## AVAILABLE DATA:
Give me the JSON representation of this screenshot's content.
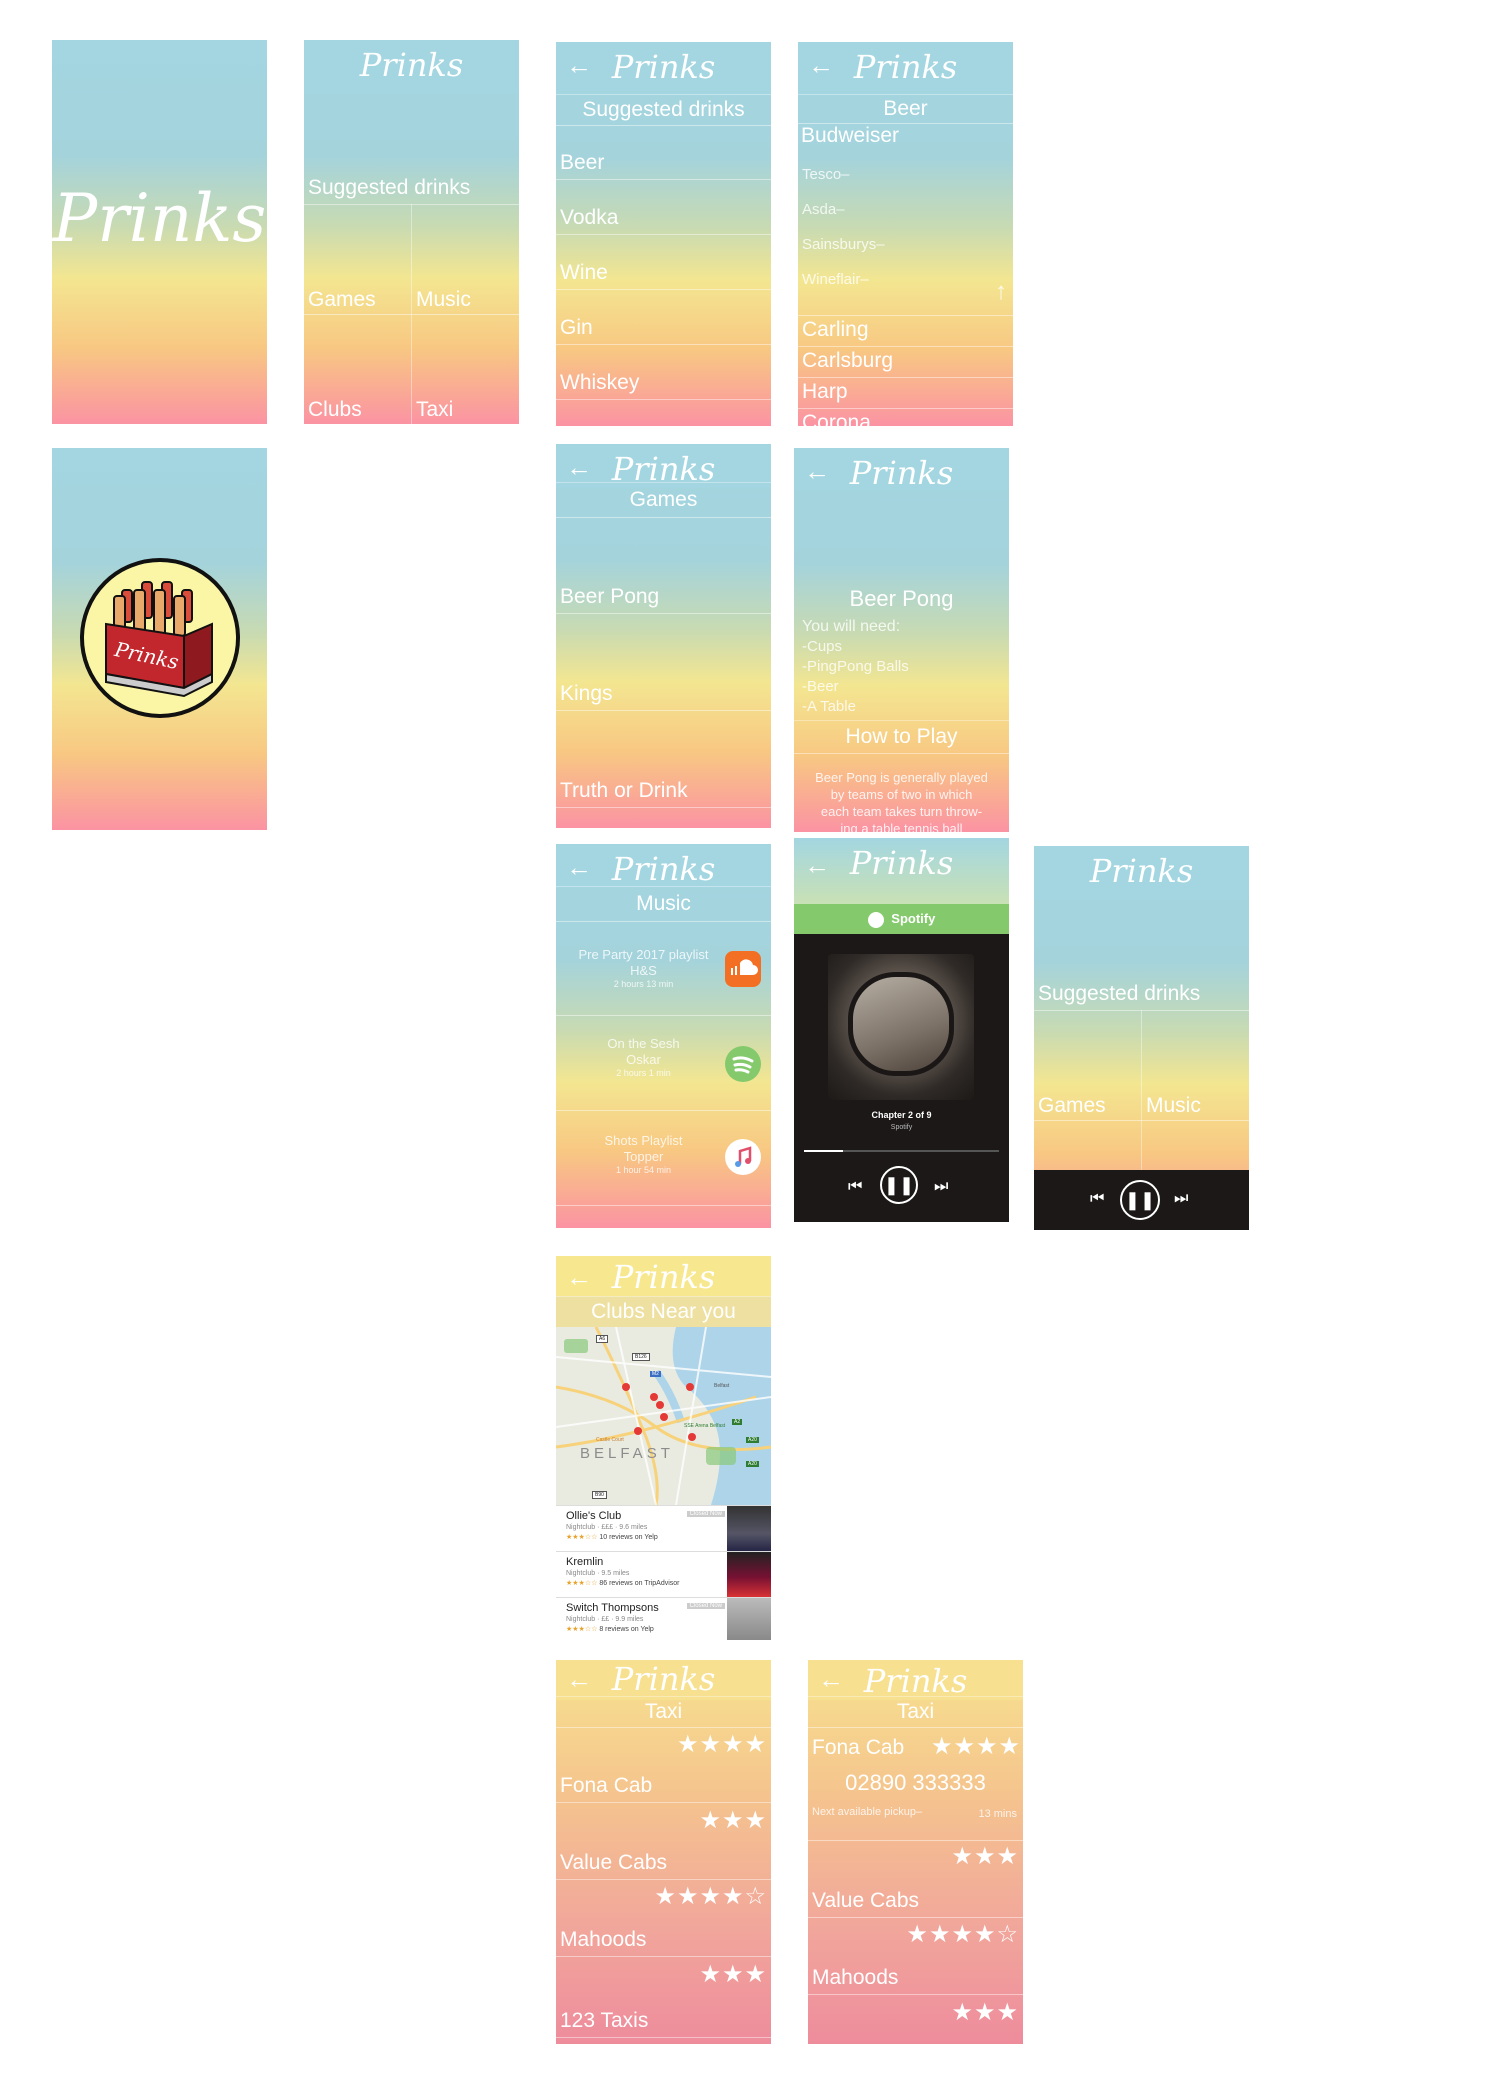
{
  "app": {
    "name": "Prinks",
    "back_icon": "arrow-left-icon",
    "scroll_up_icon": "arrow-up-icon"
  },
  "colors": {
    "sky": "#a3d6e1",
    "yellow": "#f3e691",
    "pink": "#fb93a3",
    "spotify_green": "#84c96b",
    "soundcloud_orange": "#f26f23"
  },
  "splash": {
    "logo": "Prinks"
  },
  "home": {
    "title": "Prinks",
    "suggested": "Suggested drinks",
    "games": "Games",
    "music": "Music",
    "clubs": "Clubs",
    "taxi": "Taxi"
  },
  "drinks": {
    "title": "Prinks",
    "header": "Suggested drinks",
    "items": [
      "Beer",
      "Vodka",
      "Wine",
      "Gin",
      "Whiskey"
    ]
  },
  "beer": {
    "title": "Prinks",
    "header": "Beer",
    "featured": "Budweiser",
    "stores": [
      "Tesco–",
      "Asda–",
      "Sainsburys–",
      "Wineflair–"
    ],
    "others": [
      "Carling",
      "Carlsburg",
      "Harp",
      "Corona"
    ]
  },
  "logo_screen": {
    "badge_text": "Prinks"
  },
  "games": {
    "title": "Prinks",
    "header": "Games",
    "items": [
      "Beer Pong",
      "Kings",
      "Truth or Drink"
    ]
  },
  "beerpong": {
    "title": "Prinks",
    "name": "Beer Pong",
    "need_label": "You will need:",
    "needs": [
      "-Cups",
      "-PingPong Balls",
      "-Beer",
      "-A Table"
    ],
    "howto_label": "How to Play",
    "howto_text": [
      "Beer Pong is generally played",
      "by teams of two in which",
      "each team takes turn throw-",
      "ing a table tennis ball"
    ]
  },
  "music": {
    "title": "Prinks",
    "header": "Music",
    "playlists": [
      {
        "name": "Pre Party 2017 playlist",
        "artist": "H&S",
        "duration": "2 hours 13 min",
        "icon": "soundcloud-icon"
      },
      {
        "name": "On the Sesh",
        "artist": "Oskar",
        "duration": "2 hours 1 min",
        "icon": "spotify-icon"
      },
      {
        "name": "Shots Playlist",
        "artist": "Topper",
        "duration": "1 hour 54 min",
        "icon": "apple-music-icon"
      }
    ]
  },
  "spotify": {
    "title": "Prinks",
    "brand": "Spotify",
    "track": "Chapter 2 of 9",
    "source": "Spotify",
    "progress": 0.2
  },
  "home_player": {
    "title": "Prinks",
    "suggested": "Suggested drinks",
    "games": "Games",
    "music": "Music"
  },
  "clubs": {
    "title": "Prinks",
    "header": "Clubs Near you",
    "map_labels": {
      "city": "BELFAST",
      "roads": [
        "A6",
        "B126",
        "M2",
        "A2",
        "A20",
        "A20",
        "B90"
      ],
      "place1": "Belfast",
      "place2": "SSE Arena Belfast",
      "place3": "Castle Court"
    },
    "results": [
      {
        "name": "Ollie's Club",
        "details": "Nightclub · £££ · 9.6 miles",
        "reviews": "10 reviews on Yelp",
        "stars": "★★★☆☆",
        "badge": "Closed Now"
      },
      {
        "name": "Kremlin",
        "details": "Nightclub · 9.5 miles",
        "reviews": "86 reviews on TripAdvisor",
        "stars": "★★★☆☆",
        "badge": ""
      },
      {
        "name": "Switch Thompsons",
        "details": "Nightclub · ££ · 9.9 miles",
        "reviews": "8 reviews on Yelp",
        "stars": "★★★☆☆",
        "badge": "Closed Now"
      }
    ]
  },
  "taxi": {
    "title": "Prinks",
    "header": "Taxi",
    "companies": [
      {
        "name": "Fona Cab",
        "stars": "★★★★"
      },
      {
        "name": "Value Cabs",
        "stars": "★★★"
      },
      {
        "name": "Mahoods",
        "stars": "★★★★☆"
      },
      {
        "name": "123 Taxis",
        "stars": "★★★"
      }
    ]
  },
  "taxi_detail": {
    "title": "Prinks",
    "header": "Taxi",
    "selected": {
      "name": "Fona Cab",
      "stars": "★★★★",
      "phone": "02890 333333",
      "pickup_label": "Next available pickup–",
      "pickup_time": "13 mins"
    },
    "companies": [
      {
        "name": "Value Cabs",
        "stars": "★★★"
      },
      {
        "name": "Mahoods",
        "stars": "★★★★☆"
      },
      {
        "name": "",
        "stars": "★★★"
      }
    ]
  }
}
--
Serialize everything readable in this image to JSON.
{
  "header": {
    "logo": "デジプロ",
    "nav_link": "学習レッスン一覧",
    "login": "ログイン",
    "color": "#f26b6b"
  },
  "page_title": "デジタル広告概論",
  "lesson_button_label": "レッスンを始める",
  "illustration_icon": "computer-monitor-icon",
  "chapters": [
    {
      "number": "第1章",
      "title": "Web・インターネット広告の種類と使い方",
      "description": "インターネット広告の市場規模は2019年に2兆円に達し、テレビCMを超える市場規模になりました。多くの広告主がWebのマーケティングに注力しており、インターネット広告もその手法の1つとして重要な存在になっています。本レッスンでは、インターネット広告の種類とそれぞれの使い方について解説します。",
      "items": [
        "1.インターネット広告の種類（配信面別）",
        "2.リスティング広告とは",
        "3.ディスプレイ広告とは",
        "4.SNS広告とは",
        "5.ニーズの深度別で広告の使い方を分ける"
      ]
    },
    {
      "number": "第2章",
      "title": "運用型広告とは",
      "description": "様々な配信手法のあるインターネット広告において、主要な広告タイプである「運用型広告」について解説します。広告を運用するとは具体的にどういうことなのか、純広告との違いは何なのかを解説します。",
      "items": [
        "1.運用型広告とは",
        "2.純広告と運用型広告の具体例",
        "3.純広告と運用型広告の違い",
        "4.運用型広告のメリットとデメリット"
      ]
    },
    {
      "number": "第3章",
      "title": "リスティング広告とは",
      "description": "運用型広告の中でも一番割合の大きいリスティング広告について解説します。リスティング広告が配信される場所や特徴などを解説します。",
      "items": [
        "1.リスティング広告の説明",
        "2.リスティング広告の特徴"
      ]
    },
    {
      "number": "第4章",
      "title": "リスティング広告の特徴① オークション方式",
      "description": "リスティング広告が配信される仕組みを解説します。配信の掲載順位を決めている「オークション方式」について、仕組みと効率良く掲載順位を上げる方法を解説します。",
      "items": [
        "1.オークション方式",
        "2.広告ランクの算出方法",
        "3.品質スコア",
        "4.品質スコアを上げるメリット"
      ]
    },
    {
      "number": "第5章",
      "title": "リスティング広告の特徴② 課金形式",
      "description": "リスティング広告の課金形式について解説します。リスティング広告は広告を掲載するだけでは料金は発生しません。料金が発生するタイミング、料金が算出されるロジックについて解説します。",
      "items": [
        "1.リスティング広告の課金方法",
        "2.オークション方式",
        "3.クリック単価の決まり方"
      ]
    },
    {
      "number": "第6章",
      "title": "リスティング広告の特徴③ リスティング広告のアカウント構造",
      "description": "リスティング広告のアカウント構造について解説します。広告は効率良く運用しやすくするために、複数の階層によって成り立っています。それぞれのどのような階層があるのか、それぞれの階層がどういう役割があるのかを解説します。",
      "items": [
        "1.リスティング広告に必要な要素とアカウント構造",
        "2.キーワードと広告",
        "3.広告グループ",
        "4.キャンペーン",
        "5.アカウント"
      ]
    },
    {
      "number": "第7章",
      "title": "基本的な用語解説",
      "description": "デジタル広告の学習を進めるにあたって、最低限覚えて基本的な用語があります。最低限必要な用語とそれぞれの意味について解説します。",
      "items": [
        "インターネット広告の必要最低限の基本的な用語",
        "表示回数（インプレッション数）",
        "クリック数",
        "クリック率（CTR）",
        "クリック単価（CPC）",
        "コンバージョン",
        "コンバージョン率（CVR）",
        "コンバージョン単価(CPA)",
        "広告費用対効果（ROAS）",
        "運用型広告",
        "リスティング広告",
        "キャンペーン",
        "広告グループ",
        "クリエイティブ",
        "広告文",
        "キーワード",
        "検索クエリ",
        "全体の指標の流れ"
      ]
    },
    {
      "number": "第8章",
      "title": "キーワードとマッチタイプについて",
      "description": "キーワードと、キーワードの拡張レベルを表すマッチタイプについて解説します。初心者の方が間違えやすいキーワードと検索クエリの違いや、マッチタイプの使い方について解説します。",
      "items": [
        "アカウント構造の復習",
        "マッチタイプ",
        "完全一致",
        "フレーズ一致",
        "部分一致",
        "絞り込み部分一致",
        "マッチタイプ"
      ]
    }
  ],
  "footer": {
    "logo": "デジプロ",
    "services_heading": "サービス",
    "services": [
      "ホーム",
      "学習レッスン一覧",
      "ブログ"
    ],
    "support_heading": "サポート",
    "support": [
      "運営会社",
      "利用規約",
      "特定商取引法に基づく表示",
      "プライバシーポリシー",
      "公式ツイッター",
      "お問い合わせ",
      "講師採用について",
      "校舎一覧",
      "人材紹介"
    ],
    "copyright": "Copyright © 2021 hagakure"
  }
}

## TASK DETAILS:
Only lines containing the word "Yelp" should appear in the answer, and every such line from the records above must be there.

## RESPONSE TO THIS TASK:
        "reviews": "10 reviews on Yelp",
        "reviews": "8 reviews on Yelp",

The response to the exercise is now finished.